On the Babel side: “Part of Rehlinger’s distinctiveness is certainly due to his prominent use of atypical instrumentation (like metal bowls and woodblocks), but his aberrence runs pretty deep stylistically too, as he seems to draw inspiration equally from brooding post-rock, classical minimalism, Harold Budd (particularly his love of heavily reverb-ed piano), and probably even Martin Denny-style exotica …. delicately melancholy piano motifs, but the many curious and sudden dynamic shifts and detours make Morpheum feel more like the soundtrack to a film than a stand-alone suite. I think it’d be a pretty compelling film though.”
Reviewed by Nicholas Zettel
“…the subtle layers and shimmering dynamics between the sparse folk elements might not be apparent on a first, glancing listen. Jakob Rehlinger… provides a stunning experimental guitar approach, a surprisingly “organic” electric guitar sound. The buzzing drones and scorched swells sound like they are produced by a cranked, clean amplifier, and the chiming reverb and tremolo naturally follow the signal’s original dynamic …. alternate between oscillating gourd flute and ringing, deceptively simple guitar lines. Alternate instrumentation and percussion enter the background from time to time, building the intensity and providing phantom noises: choirs, gurus, spiritual awakenings.

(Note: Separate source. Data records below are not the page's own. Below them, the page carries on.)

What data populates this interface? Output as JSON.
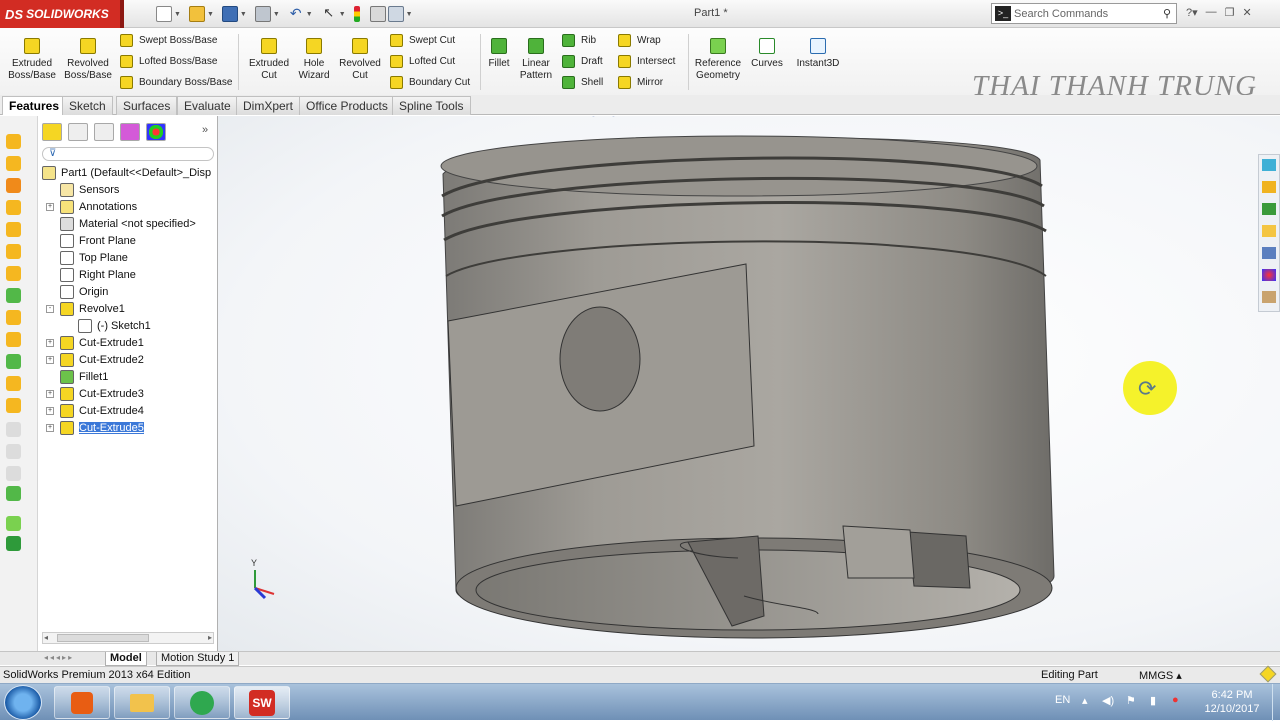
{
  "app": {
    "logo": "SOLIDWORKS",
    "document_title": "Part1 *",
    "search_placeholder": "Search Commands",
    "watermark": "THAI THANH TRUNG"
  },
  "ribbon": {
    "big_buttons": [
      {
        "line1": "Extruded",
        "line2": "Boss/Base"
      },
      {
        "line1": "Revolved",
        "line2": "Boss/Base"
      },
      {
        "line1": "Extruded",
        "line2": "Cut"
      },
      {
        "line1": "Hole",
        "line2": "Wizard"
      },
      {
        "line1": "Revolved",
        "line2": "Cut"
      },
      {
        "line1": "Fillet",
        "line2": ""
      },
      {
        "line1": "Linear",
        "line2": "Pattern"
      },
      {
        "line1": "Reference",
        "line2": "Geometry"
      },
      {
        "line1": "Curves",
        "line2": ""
      },
      {
        "line1": "Instant3D",
        "line2": ""
      }
    ],
    "small_buttons": [
      "Swept Boss/Base",
      "Lofted Boss/Base",
      "Boundary Boss/Base",
      "Swept Cut",
      "Lofted Cut",
      "Boundary Cut",
      "Rib",
      "Draft",
      "Shell",
      "Wrap",
      "Intersect",
      "Mirror"
    ]
  },
  "tabs": [
    "Features",
    "Sketch",
    "Surfaces",
    "Evaluate",
    "DimXpert",
    "Office Products",
    "Spline Tools"
  ],
  "active_tab": "Features",
  "feature_tree": [
    {
      "label": "Part1  (Default<<Default>_Disp",
      "icon": "part-icon",
      "expand": ""
    },
    {
      "label": "Sensors",
      "icon": "sensors-icon",
      "expand": ""
    },
    {
      "label": "Annotations",
      "icon": "annotations-icon",
      "expand": "+"
    },
    {
      "label": "Material <not specified>",
      "icon": "material-icon",
      "expand": ""
    },
    {
      "label": "Front Plane",
      "icon": "plane-icon",
      "expand": ""
    },
    {
      "label": "Top Plane",
      "icon": "plane-icon",
      "expand": ""
    },
    {
      "label": "Right Plane",
      "icon": "plane-icon",
      "expand": ""
    },
    {
      "label": "Origin",
      "icon": "origin-icon",
      "expand": ""
    },
    {
      "label": "Revolve1",
      "icon": "revolve-icon",
      "expand": "-"
    },
    {
      "label": "(-) Sketch1",
      "icon": "sketch-icon",
      "expand": ""
    },
    {
      "label": "Cut-Extrude1",
      "icon": "cut-extrude-icon",
      "expand": "+"
    },
    {
      "label": "Cut-Extrude2",
      "icon": "cut-extrude-icon",
      "expand": "+"
    },
    {
      "label": "Fillet1",
      "icon": "fillet-icon",
      "expand": ""
    },
    {
      "label": "Cut-Extrude3",
      "icon": "cut-extrude-icon",
      "expand": "+"
    },
    {
      "label": "Cut-Extrude4",
      "icon": "cut-extrude-icon",
      "expand": "+"
    },
    {
      "label": "Cut-Extrude5",
      "icon": "cut-extrude-icon",
      "expand": "+",
      "selected": true
    }
  ],
  "bottom_tabs": [
    "Model",
    "Motion Study 1"
  ],
  "triad": {
    "axis_y": "Y"
  },
  "status": {
    "left": "SolidWorks Premium 2013 x64 Edition",
    "mode": "Editing Part",
    "units": "MMGS"
  },
  "taskbar": {
    "language": "EN",
    "time": "6:42 PM",
    "date": "12/10/2017"
  },
  "colors": {
    "brand_red": "#d22c23",
    "selection_blue": "#3b78d8",
    "model_gray": "#8d8a84",
    "rotate_cursor": "#f4f120"
  }
}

I cannot emphasize enough the sparse composition of the elements throughout this side, rendering each set of simultaneous percussion, flute, and guitar swells more intense for each occurrence …. Over multiple listens, themes of deserted landscapes, rituals, and awakening vibe through the overtones and drones. Moonwood’s experimental folk might not grab you at first listen, but the textured sounds definitely reward multiple listens.“